[Data extracted from a collection]
★ ★ ★ ★ ★

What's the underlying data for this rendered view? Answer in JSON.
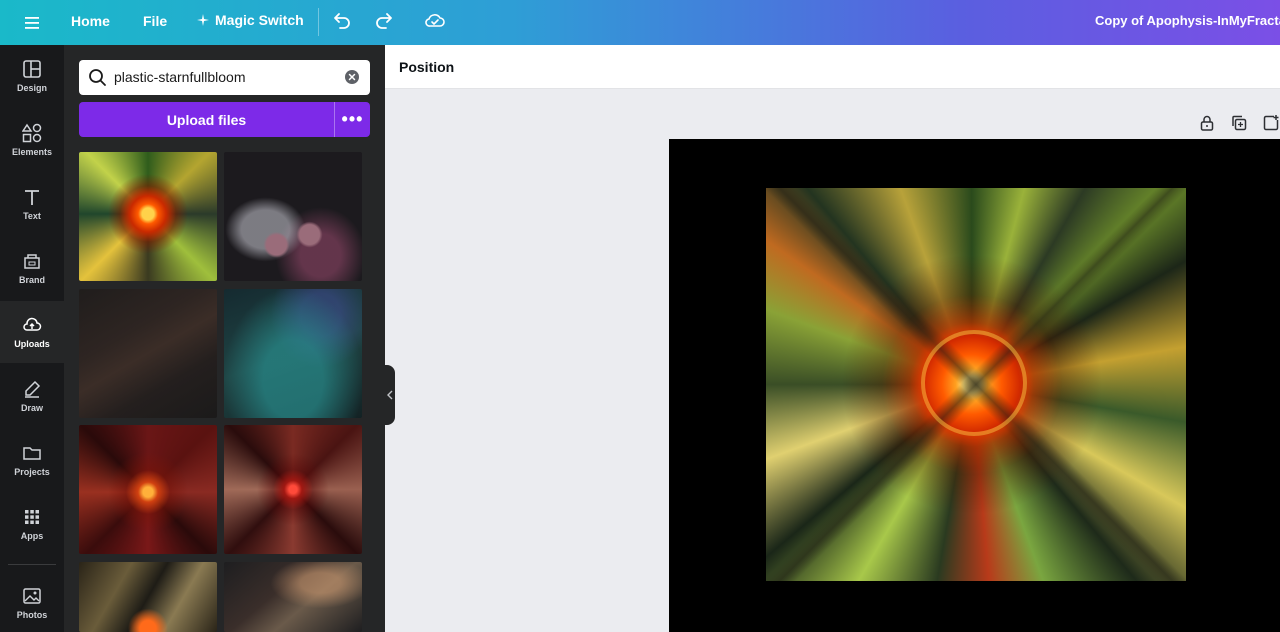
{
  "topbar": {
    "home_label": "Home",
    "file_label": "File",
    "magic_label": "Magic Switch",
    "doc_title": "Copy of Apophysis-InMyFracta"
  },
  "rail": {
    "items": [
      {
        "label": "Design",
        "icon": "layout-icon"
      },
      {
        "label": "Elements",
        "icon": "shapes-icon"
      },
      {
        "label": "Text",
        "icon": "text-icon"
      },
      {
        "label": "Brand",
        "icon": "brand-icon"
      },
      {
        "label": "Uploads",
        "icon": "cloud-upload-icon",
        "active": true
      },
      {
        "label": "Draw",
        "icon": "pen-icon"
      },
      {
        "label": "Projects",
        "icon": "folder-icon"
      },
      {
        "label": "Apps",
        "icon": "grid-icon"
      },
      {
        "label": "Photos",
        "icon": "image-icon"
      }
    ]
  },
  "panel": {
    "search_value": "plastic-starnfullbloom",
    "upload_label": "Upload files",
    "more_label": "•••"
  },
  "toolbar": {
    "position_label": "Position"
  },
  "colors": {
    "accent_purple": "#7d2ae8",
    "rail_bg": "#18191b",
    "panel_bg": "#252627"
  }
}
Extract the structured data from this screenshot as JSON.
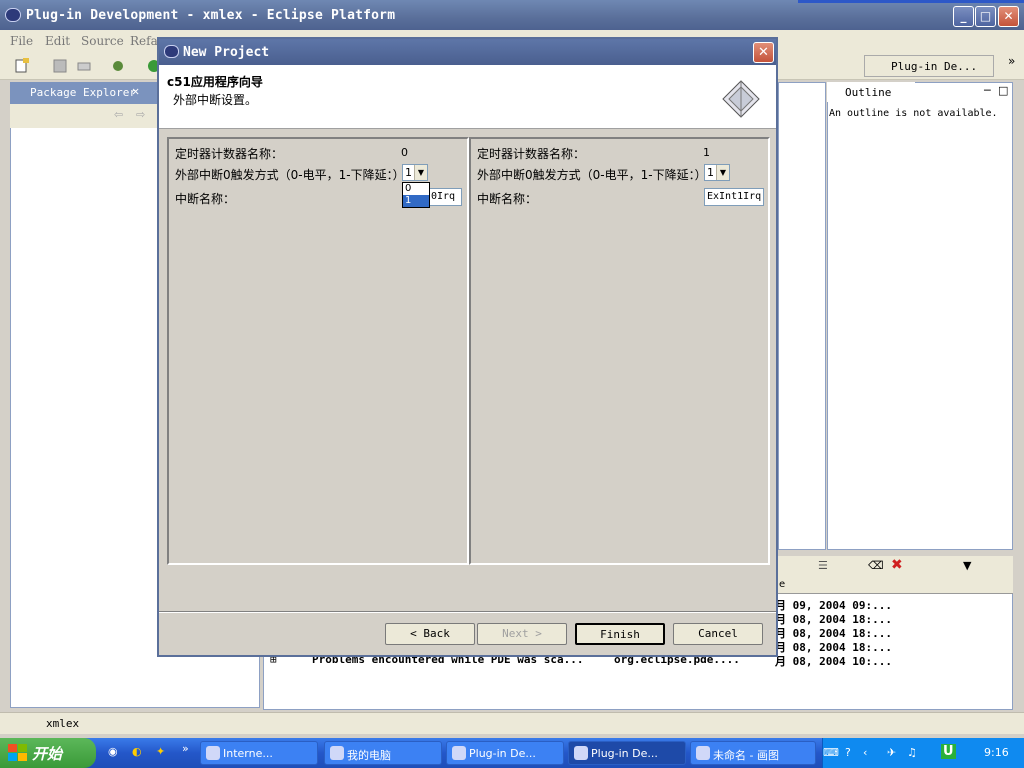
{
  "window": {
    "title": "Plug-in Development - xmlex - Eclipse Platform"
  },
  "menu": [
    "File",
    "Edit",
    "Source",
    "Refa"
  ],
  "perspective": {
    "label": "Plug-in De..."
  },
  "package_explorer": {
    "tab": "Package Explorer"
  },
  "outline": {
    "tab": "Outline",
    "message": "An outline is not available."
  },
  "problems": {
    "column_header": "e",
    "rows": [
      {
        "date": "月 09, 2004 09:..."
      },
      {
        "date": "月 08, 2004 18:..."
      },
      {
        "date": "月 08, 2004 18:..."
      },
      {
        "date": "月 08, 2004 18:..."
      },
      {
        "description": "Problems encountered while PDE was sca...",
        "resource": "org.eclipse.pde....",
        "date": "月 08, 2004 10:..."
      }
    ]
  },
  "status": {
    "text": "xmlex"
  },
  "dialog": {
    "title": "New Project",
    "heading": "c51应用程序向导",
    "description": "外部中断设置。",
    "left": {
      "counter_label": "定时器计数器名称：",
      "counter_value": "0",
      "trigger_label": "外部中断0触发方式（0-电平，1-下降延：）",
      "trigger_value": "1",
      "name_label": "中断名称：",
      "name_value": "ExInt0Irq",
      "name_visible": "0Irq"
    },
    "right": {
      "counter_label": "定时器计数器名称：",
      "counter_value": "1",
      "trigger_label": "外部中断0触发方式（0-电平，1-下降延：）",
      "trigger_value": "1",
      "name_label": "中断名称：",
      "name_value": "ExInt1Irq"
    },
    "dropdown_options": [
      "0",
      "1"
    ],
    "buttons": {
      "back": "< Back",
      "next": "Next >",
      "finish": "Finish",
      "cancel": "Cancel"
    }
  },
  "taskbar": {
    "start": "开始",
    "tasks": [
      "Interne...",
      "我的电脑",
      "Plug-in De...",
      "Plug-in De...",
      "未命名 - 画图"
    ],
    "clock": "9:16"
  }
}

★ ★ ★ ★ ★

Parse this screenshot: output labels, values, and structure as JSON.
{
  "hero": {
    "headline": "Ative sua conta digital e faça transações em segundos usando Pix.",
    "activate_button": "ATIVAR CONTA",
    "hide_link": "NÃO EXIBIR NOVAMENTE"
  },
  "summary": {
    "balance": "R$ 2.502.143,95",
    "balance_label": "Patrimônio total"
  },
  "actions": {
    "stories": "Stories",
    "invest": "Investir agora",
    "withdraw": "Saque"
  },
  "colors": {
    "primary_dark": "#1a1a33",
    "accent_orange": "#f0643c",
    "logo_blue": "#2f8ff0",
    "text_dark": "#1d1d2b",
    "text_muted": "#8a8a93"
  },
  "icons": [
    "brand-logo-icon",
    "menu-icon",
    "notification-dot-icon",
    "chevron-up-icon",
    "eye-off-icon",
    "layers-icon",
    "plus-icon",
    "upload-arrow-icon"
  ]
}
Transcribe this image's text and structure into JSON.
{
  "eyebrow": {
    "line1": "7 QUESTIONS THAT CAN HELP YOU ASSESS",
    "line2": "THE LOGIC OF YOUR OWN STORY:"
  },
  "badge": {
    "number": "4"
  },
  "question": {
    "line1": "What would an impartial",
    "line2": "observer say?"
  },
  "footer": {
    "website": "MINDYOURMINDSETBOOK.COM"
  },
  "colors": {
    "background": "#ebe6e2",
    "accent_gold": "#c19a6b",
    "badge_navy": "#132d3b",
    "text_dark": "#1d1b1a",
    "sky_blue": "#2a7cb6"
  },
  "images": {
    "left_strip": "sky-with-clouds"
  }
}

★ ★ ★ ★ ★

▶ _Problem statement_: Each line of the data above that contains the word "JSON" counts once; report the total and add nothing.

▶ _Solution for this exercise_: 4